It sounds like it's time to move from the desktop Monarch experience to utilizing the [URL="http://www.datawatch.com/_products/monarch_bi_enterprise_server_fb.php"]Monarch BI Enterprise Server[/URL] product.
This will allow your group to extend the resources that you've already built with Monarch and benefit from existing Monarch knowledge and skills, which definitely have quantifiable value, especially when comparing the cost (and risks) of possibly learning a new tool set.
You'll find contact information on that page so that you can speak with someone who'll be best able to answer your questions and address your needs.
[URL="http://www.datawatch-central.com/webinars/AQ_Monarch_BI_Server_Brochure_English_Version.pdf"]Monarch BI Server Brochure[/URL] (not the "Enterprise" version)
[URL="http://www.datawatch.com/product_literature/Datasheet_MBIES_Branded%20Format.pdf"]Monarch BI Enterprise Server Brochure[/URL]
"We have to use Monarch in the browser" is, if you don't mind my saying it, putting the cart before the horse, in that the requirements aren't yet clear enough to give you the right advice.
What do you use Monarch to do with this database? At present, I guess you have an ODBC connection from the desktop, which won't be available after the switch to a browser-based interface.
Instead of trying to replicate directly the ODBC connection to the underlying tables and queries, you could try two different approaches.
Firstly, you could use DataPump, on a server, with a web interface, and configure DataPump to connect via ODBC or OLEdb to the data source. Then you could run your projects (configured as DataPump processes) and deliver the output to the users by email, FTP, NTFS (Windows network drive file system), Sharepoint, RSS, ...
Secondly, you could generate reports from the database at the frequency you need, and ingest these reports immediately into Monarch BI Server or BI Enterprise Server (the difference is largely one of scale). These reports are then stored, indexed using your models, and you can query the datasets pretty much any way you like. There's even a Cube module in the Enterprise version to allow you to deliver interactive graphical representations of the data.

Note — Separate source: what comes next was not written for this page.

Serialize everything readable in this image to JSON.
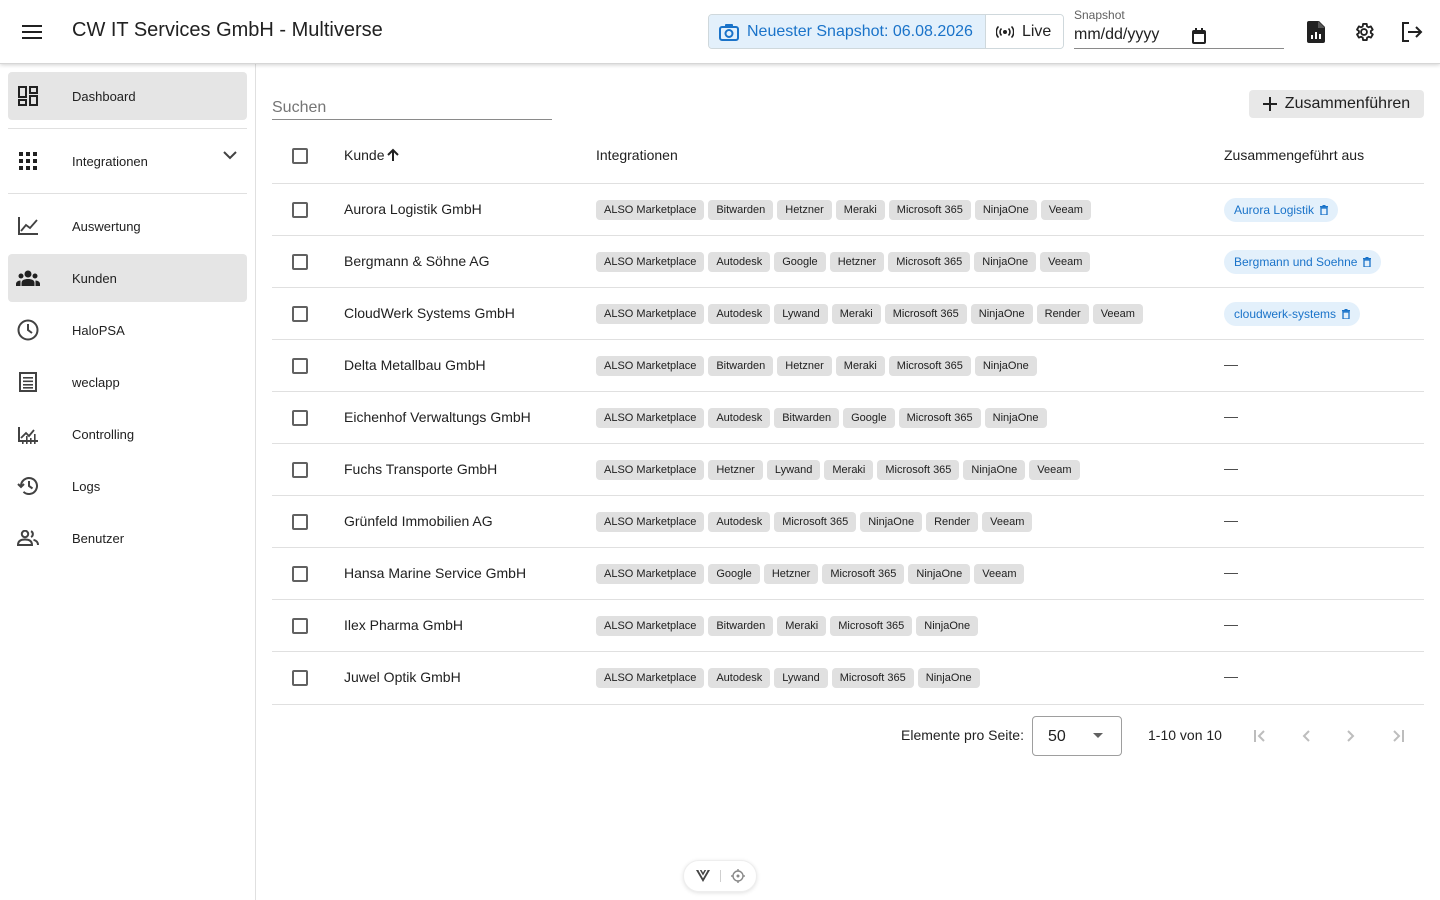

What's possible, and what's best, depends on both the technical environment (distance to the database, connection options, response speed, permissions...) as well as your requirements for output (Excel, PDF, graphs, printing/screen, usability...).
Hope this is helpful, even if just as food for thought...